1:00 Update

I left off with the mention of muons.  Muons can induce fusion, it has been said.  Where do muons come from?
On Earth, most naturally occurring muons are created by cosmic rays, which consist mostly of protons, many arriving from deep space at very high energy[5]
About 10,000 muons reach every square meter of the earth's surface a minute; these charged particles form as by-products of cosmic rays colliding with molecules in the upper atmosphere. Travelling at relativistic speeds, muons can penetrate tens of meters into rocks and other matter before attenuating as a result of absorption or deflection by other atoms.
— Mark Wolverton (September 2007). "Muons for Peace: New Way to Spot Hidden Nukes Gets Ready to Debut". Scientific American 297 (3): 26–28.

 If you could find a way to make muons, it would be a big help.  But this is not easy.

Moving on, let's look at the so called weak force.   It interests me in this discussion because of the possible changing of a neutron into a proton.  Here's a key point:

The weak interaction is unique in a number of respects:
It is the only interaction capable of changing the flavor of quarks (i.e. of changing one type of quark into another).
It is the only interaction which violates P or parity-symmetry.

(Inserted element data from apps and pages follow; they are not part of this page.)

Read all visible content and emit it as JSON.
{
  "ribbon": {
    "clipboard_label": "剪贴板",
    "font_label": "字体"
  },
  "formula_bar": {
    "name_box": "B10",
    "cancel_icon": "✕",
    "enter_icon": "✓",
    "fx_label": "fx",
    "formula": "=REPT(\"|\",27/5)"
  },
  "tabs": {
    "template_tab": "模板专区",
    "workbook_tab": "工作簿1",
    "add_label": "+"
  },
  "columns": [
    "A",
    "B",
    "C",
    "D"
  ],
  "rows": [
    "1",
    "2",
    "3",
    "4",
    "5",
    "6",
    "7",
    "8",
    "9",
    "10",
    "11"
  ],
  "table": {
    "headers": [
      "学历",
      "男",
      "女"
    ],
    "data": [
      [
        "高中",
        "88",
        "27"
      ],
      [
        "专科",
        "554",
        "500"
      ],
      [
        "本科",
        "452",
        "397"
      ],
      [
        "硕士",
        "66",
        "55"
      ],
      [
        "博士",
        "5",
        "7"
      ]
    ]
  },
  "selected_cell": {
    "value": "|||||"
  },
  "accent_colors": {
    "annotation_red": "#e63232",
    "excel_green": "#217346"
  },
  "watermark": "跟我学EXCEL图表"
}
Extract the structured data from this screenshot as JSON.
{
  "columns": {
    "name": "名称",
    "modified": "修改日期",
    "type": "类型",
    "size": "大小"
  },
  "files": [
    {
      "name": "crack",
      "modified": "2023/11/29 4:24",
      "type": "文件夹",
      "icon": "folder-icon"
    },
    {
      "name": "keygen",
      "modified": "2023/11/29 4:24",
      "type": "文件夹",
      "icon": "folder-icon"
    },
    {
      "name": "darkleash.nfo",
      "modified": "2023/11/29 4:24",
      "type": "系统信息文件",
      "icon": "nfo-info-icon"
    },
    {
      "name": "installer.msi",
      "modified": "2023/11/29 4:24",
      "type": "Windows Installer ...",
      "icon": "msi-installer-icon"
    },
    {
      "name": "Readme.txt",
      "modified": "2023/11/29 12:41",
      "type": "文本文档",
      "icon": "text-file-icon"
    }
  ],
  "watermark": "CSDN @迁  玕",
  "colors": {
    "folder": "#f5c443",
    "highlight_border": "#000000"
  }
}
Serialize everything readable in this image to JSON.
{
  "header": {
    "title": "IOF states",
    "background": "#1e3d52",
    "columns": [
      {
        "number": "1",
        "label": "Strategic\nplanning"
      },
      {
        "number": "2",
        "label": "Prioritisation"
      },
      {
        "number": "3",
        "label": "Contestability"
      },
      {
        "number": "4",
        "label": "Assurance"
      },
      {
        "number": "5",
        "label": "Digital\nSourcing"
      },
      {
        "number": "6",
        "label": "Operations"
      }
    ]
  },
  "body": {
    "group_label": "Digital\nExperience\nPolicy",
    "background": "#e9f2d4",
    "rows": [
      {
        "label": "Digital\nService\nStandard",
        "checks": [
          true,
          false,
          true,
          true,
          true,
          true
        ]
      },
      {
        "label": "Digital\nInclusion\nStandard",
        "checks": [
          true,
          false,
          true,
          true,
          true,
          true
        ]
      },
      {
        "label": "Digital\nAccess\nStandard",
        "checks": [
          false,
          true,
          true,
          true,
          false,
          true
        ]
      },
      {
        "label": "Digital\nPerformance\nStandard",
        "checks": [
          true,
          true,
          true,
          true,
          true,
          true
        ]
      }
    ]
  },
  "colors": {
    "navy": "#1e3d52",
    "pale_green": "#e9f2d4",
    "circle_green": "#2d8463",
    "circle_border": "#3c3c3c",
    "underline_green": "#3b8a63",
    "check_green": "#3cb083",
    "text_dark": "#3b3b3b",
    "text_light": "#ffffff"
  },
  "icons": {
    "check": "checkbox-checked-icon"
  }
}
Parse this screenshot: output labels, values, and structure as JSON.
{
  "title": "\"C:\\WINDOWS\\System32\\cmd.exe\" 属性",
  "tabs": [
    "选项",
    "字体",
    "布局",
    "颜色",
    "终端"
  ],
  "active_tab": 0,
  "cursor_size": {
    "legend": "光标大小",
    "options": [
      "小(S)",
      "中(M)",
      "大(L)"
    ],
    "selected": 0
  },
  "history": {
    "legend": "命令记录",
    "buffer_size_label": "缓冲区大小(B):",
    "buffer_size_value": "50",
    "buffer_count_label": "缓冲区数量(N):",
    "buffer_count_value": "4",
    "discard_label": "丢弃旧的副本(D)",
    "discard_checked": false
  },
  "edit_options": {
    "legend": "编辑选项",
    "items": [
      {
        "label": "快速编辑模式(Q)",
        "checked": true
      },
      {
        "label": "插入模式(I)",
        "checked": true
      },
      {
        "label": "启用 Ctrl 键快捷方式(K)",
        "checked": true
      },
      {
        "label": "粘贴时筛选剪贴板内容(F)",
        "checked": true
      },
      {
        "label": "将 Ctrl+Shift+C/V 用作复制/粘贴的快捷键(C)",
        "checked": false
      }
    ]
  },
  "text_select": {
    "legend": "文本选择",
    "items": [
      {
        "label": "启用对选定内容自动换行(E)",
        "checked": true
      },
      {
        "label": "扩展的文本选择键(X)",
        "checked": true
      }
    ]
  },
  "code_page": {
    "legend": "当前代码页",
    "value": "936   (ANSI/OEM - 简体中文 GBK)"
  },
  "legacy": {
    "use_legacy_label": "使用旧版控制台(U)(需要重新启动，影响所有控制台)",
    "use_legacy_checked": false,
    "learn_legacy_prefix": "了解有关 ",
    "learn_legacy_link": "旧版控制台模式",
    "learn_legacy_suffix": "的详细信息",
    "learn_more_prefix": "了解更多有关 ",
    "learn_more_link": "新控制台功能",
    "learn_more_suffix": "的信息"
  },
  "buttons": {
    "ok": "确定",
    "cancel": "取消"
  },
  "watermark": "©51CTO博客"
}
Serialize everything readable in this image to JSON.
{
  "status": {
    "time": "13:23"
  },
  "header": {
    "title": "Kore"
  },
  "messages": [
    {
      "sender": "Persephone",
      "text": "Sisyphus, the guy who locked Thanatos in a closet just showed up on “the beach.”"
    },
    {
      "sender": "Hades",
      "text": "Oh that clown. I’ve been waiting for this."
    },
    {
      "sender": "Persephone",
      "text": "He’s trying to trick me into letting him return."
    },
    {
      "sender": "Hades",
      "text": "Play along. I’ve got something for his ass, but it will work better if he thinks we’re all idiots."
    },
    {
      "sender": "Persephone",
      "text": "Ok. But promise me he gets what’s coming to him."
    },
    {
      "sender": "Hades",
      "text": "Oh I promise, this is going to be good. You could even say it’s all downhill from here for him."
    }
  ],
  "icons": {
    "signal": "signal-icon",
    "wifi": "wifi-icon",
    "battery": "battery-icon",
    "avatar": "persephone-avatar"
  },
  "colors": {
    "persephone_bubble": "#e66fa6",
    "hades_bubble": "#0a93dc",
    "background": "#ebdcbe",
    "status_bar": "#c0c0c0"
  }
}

It is also the only one which violates CP symmetry.
It is propagated by carrier particles that have significant masses (particles called gauge bosons), an unusual feature which is explained in the Standard Model by the Higgs mechanism.

In order to get from a neutron to a proton, one of the quarks has to change "flavors".  The neutron, having 2 down quarks, must have one of them become an up quark.  When that happens, there are now 2 up quarks and a down quark.  That makes it a proton.

An up quark is the lightest and a down quark is the next lightest of all quarks.  In order for a down quark to become an up quark, it needs to lose some mass.  Somehow, "gluons" get into this mix.  What's a gluon?
Gluons (from English glue) are elementary particles which act as the exchange particles (or gauge bosons) for the color force between quarks, analogous to the exchange of photons in the electromagnetic force between two charged particles. 

Somehow, this all needs to be pulled together.  One more thing about neutrinos:

Neutrinos can induce fission:
Very much like neutrons do in nuclear reactors, neutrinos can induce fission reactions within heavy nuclei. 

I don't know if Nickel can be said to be heavy nucleii, but it has this highest binding energy at atomic weight 62, mentioned in an earlier post.  The beta decay of a neutron produces a proton, and electron and a neutrino.  Can the neutrino cause something to happen here?  What about muons?  How can they figure into this, or at all?

I think it is time to return to the nuclear journal article.

No comments:

Post a Comment